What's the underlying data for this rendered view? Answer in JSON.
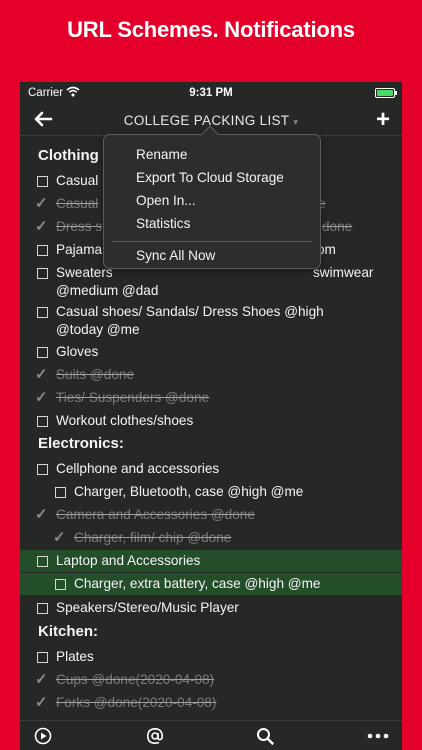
{
  "banner": {
    "title": "URL Schemes. Notifications"
  },
  "status_bar": {
    "carrier": "Carrier",
    "time": "9:31 PM"
  },
  "nav": {
    "title": "COLLEGE PACKING LIST",
    "caret": "▾",
    "add": "+"
  },
  "menu": {
    "items": [
      "Rename",
      "Export To Cloud Storage",
      "Open In...",
      "Statistics"
    ],
    "footer_item": "Sync All Now"
  },
  "list": {
    "headings": [
      "Clothing",
      "Electronics:",
      "Kitchen:"
    ],
    "items": [
      {
        "text": "Casual",
        "done": false
      },
      {
        "text": "Casual",
        "tail": "e",
        "done": true
      },
      {
        "text": "Dress s",
        "tail": "done",
        "done": true
      },
      {
        "text": "Pajama",
        "tail": "om",
        "done": false
      },
      {
        "text": "Sweaters",
        "tail": "swimwear",
        "line2": "@medium @dad",
        "done": false
      },
      {
        "text": "Casual shoes/ Sandals/ Dress Shoes @high",
        "line2": "@today @me",
        "done": false
      },
      {
        "text": "Gloves",
        "done": false
      },
      {
        "text": "Suits @done",
        "done": true
      },
      {
        "text": "Ties/ Suspenders @done",
        "done": true
      },
      {
        "text": "Workout clothes/shoes",
        "done": false
      },
      {
        "text": "Cellphone and accessories",
        "done": false
      },
      {
        "text": "Charger, Bluetooth, case @high @me",
        "done": false
      },
      {
        "text": "Camera and Accessories @done",
        "done": true
      },
      {
        "text": "Charger, film/ chip @done",
        "done": true
      },
      {
        "text": "Laptop and Accessories",
        "done": false,
        "highlight": true
      },
      {
        "text": "Charger, extra battery, case @high @me",
        "done": false,
        "highlight": true
      },
      {
        "text": "Speakers/Stereo/Music Player",
        "done": false
      },
      {
        "text": "Plates",
        "done": false
      },
      {
        "text": "Cups @done(2020-04-08)",
        "done": true
      },
      {
        "text": "Forks @done(2020-04-08)",
        "done": true
      }
    ]
  },
  "icons": {
    "back": "back-arrow-icon",
    "add": "plus-icon",
    "play": "play-icon",
    "at": "at-sign-icon",
    "search": "search-icon",
    "more": "more-icon"
  },
  "colors": {
    "brand_red": "#e4002b",
    "background": "#262826",
    "highlight": "#244e2a",
    "battery": "#4bd964"
  }
}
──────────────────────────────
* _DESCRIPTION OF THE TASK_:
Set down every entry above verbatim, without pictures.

* _TASK SOLUTION_:
What's the underlying data for this rendered view? Answer in JSON.
{
  "banner": {
    "title": "URL Schemes. Notifications"
  },
  "status_bar": {
    "carrier": "Carrier",
    "time": "9:31 PM"
  },
  "nav": {
    "title": "COLLEGE PACKING LIST",
    "caret": "▾",
    "add": "+"
  },
  "menu": {
    "items": [
      "Rename",
      "Export To Cloud Storage",
      "Open In...",
      "Statistics"
    ],
    "footer_item": "Sync All Now"
  },
  "list": {
    "headings": [
      "Clothing",
      "Electronics:",
      "Kitchen:"
    ],
    "items": [
      {
        "text": "Casual",
        "done": false
      },
      {
        "text": "Casual",
        "tail": "e",
        "done": true
      },
      {
        "text": "Dress s",
        "tail": "done",
        "done": true
      },
      {
        "text": "Pajama",
        "tail": "om",
        "done": false
      },
      {
        "text": "Sweaters",
        "tail": "swimwear",
        "line2": "@medium @dad",
        "done": false
      },
      {
        "text": "Casual shoes/ Sandals/ Dress Shoes @high",
        "line2": "@today @me",
        "done": false
      },
      {
        "text": "Gloves",
        "done": false
      },
      {
        "text": "Suits @done",
        "done": true
      },
      {
        "text": "Ties/ Suspenders @done",
        "done": true
      },
      {
        "text": "Workout clothes/shoes",
        "done": false
      },
      {
        "text": "Cellphone and accessories",
        "done": false
      },
      {
        "text": "Charger, Bluetooth, case @high @me",
        "done": false
      },
      {
        "text": "Camera and Accessories @done",
        "done": true
      },
      {
        "text": "Charger, film/ chip @done",
        "done": true
      },
      {
        "text": "Laptop and Accessories",
        "done": false,
        "highlight": true
      },
      {
        "text": "Charger, extra battery, case @high @me",
        "done": false,
        "highlight": true
      },
      {
        "text": "Speakers/Stereo/Music Player",
        "done": false
      },
      {
        "text": "Plates",
        "done": false
      },
      {
        "text": "Cups @done(2020-04-08)",
        "done": true
      },
      {
        "text": "Forks @done(2020-04-08)",
        "done": true
      }
    ]
  },
  "icons": {
    "back": "back-arrow-icon",
    "add": "plus-icon",
    "play": "play-icon",
    "at": "at-sign-icon",
    "search": "search-icon",
    "more": "more-icon"
  },
  "colors": {
    "brand_red": "#e4002b",
    "background": "#262826",
    "highlight": "#244e2a",
    "battery": "#4bd964"
  }
}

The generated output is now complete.